Every single one of them I’ve been a producer on and I’ve been part of bringing them to fruition because I feel like my calling is the contextualization of, of blackness for a global audience and, and the breadth of who we are beyond some of the stereotypical caricature, more prevalent representations we see of ourselves.

That’s just, I don’t know. Better or for worse, that’s what, that’s what I feel called to. And so, um, whenever I get the opportunity, it’s, it’s just all in all the time. 

Cortney Wills: Last question, because I know I have to let you go. I could talk to you too about this project forever, but, um, you know, I found it interesting kind of the, the complexity of this man who was enslaved and then who was also, you know, had to fight for the Confederacy, um, and turning into a law enforcement.

And just the complex way, even now in this country, we look at police, we look at black police, we look at, you know, the discriminant ways in which our communities are policed. I couldn’t help, but be a little bit apprehensive of what it would feel like to look at this us Marshall, which, you know, we know law enforcement in this country actually started with play catchers.

Like I thought I might be watching someone chasing down his own people. And I didn’t know if even if he was like a great lawman, I would feel genuinely like supportive of that or like this person was brainwashed, you do know what I mean, kind of working for the other side. And it’s just wild in the way that this was portrayed, the more we learn about this man and his character and his integrity, I now would absolutely categorize him as a hero.

But I wondered if that kind of. evolution of law enforcement, our place in it ever crossed your mind as you were starting to tell this story? 

David Oyelowo: Oh, it was so top of mind and selfishly as an actor. That’s, that’s what you’re looking for. You’re looking for a character steeped in contradictions. steeped in complexity, both moral and otherwise.

And that’s what’s fascinating about him. He, he was forced to fight on the side of the Confederacy. Um, and you could argue that He felt compelled to become a deputy U. S. Marshal, deployed yet again by another white man, and from a place of power. And what you see as the show continues to evolve is even he questioning that very thing.

Am I an instrument for good? Or am I a weapon for the power structure that is the same as I was subjugated by when I was enslaved? And as the show progresses, there’s real complexity when he is arresting black people who are a reflection of himself. He beat George Reeves almost to death. That was historically what happened. 
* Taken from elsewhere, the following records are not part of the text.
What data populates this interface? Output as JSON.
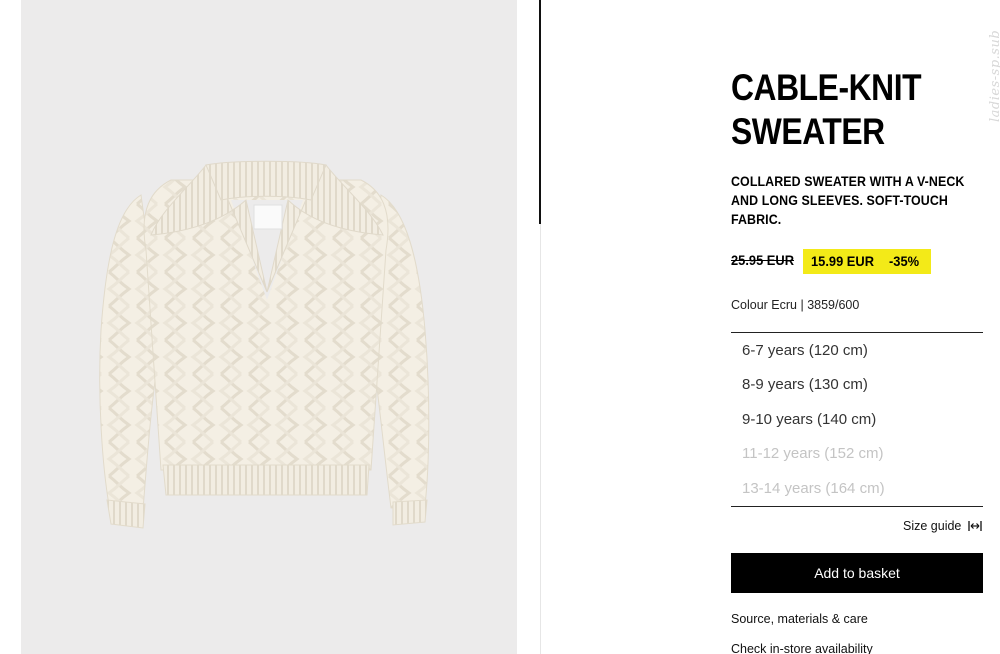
{
  "product": {
    "title_lines": [
      "CABLE-KNIT",
      "SWEATER"
    ],
    "description": "COLLARED SWEATER WITH A V-NECK AND LONG SLEEVES. SOFT-TOUCH FABRIC.",
    "old_price": "25.95 EUR",
    "sale_price": "15.99 EUR",
    "discount": "-35%",
    "colour_info": "Colour Ecru | 3859/600",
    "image_alt": "Ecru cable-knit collared sweater"
  },
  "sizes": [
    {
      "label": "6-7 years (120 cm)",
      "available": true
    },
    {
      "label": "8-9 years (130 cm)",
      "available": true
    },
    {
      "label": "9-10 years (140 cm)",
      "available": true
    },
    {
      "label": "11-12 years (152 cm)",
      "available": false
    },
    {
      "label": "13-14 years (164 cm)",
      "available": false
    }
  ],
  "actions": {
    "size_guide": "Size guide",
    "add_to_basket": "Add to basket",
    "materials": "Source, materials & care",
    "availability": "Check in-store availability"
  },
  "watermark": "ladies-sp.sub",
  "colors": {
    "sale_highlight": "#f3ea18",
    "photo_background": "#ecebeb",
    "button": "#000000",
    "unavailable_text": "#c4c4c4"
  },
  "icons": {
    "size_guide": "ruler-arrows-icon"
  }
}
He, having done that, the reason he ran away is the equivalent of Bass Reeves could quite justly arrest him and have him put away forever or maybe even hung. And that’s part of his story too. And that’s Just the reality of being black in America is that you harbor feelings that are very complicated about this country because of what, at points, it does to you and what, at points, you feel about it.

In terms of embrace, in terms of being marginalized, in terms of being proud, in terms of its history, but your history within it. It is so complicated. And to have an eight hour narrative, to take a look at that through the eyes of not just a black man, but a black family, where there is love. But there is also absence, and there is complication, for all of the reasons I’m talking about.

That’s how we get to the point of eroding prejudice around characters the likes of this being seen. Because anyone and everyone can relate to that level of contradiction and complication. Maybe not the specifics of it. But that’s what it is to be a human being. We are not just slaves. We are not just this.

We are not just, in terms of this era. We’re so many things. And that’s what you see through this narrative. And, and, and we wanted to embrace that because that’s just the reality of what it must have been. 

Cortney Wills: Well, I think it is really important, really beautiful. I’m so glad that you, um, pushed it through because you could have given up and, you know, My only criticism is I wish I had 20 episodes, not an eight-episode anthology.

David Oyelowo: Thank you. Real, real pleasure. I appreciate that. Truly. Thank you. 

Cortney Wills: You take care. 

David Oyelowo:You too. Bye bye. 

Cortney Wills: Bye